### Task description
Set down the material exactly, keeping every line whole.

### Working data
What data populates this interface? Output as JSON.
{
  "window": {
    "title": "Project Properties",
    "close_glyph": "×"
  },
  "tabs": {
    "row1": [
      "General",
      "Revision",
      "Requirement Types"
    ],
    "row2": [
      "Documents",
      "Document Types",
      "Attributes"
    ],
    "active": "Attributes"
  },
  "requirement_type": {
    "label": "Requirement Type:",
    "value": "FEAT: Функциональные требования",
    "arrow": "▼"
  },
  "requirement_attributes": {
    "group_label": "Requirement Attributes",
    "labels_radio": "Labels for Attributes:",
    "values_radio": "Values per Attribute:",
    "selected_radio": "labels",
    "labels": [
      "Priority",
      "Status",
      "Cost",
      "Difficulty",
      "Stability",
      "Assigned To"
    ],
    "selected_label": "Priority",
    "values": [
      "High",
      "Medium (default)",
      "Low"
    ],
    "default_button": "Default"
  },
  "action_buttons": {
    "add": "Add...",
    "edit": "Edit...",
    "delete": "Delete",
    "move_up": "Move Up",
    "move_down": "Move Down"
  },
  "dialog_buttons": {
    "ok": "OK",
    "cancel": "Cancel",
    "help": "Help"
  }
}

### Result for this exercise
What data populates this interface? Output as JSON.
{
  "window": {
    "title": "Project Properties",
    "close_glyph": "×"
  },
  "tabs": {
    "row1": [
      "General",
      "Revision",
      "Requirement Types"
    ],
    "row2": [
      "Documents",
      "Document Types",
      "Attributes"
    ],
    "active": "Attributes"
  },
  "requirement_type": {
    "label": "Requirement Type:",
    "value": "FEAT: Функциональные требования",
    "arrow": "▼"
  },
  "requirement_attributes": {
    "group_label": "Requirement Attributes",
    "labels_radio": "Labels for Attributes:",
    "values_radio": "Values per Attribute:",
    "selected_radio": "labels",
    "labels": [
      "Priority",
      "Status",
      "Cost",
      "Difficulty",
      "Stability",
      "Assigned To"
    ],
    "selected_label": "Priority",
    "values": [
      "High",
      "Medium (default)",
      "Low"
    ],
    "default_button": "Default"
  },
  "action_buttons": {
    "add": "Add...",
    "edit": "Edit...",
    "delete": "Delete",
    "move_up": "Move Up",
    "move_down": "Move Down"
  },
  "dialog_buttons": {
    "ok": "OK",
    "cancel": "Cancel",
    "help": "Help"
  }
}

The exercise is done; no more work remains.